Today’s episode of Helpful Whiteness comes to us by way of the fine people at Global News and a recenting reporting trip to Afghanistan that will make all of us in the Noble Order beam with pride. So pull up a chair, Western Saviors, and hear a tale of insights into the intervention.
There is some sacred writing in Islam that quotes the Prophet, to the effect that “it is better to be stabbed in the head with an iron needle” than to touch the hand of a woman who is “not permissible to you.”
Which is the kind of thing one says once one tries to shake hands with an Afghan woman unable to adapt to the enlightened ways of Western menfolk. When one learns a “lesson in Islamic gender culture” about how people of differing genders should not touch. Unless you’re husband and wife, or there’s some other urgent reason for the contact. Like finishing up an interview in a courtyard in Kabul.
Such things, we learn, are called “haptics,” which can take many forms. Including, if you’re in the south of Sudan, having someone spit on you. Isn’t cultural understanding grand?

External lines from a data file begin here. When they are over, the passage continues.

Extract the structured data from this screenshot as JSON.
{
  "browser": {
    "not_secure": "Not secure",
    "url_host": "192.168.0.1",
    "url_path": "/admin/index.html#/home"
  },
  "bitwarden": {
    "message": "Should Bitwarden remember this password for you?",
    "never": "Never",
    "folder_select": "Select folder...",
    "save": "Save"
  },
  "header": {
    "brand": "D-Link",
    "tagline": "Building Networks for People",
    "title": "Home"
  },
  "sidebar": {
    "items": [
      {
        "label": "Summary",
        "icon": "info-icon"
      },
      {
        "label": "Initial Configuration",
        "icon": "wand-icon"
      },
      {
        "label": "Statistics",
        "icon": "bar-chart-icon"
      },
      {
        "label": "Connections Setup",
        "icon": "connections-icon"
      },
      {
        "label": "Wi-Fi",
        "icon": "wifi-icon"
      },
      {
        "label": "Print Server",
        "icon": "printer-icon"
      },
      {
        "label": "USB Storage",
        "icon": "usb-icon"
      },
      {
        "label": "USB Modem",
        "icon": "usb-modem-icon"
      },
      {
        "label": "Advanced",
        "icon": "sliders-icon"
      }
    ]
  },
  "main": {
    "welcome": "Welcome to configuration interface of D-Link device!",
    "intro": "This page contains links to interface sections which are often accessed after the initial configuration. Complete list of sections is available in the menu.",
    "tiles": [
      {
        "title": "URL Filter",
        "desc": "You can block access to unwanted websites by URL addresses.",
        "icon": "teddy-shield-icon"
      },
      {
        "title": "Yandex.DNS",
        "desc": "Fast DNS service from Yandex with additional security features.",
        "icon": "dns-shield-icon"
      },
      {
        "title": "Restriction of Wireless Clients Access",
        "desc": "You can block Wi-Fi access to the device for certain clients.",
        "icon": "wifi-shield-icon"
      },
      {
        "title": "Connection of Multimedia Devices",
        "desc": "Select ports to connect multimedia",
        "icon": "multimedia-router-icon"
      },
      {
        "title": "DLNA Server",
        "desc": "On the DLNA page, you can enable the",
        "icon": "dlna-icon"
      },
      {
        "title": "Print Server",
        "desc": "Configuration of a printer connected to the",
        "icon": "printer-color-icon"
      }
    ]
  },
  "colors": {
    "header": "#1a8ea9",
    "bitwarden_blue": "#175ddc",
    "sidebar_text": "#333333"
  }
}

It’s a short post, but full of the kind of wonder we’ve come to expect from short-term visitors over the years to the graveyard of commitment. The author’s host, Dave, who like most whites in Kabul only goes by one name, laid out his 114 circuits of an 875 meter course he plans to run in a walled compound. That a man is going to run 100 kilometers inside a protected villa in Afghanistan is about as vivid a portait of the current state of the intervention as I can possibly imagine.
Of course there’s the standard security consultant character, with his “yoke-like shoulders and jaw like a brick.” Let’s be honest: we’ve all had a bit of a crush on our close security at one time or another. And this one is more than happy to point out that he’s trained his drivers to use their cars like weapons.
Which leads us to the inevitable closing scene, as the Great White Journalist leaves Finest Supermarket, and embarks again in what most of the unitiated would be content to call a car. But for him, it’s more than that now. And he leaves us in: “My weapon.”
Sounds like it should be the opening lines to a new Expat Creed:
This is my B6.
There are many like it,
But this one is mine.
Until next time, stay safe, be good to each other, and we’ll leave the intervention on for you.
Originally published at Sunny In Kabul.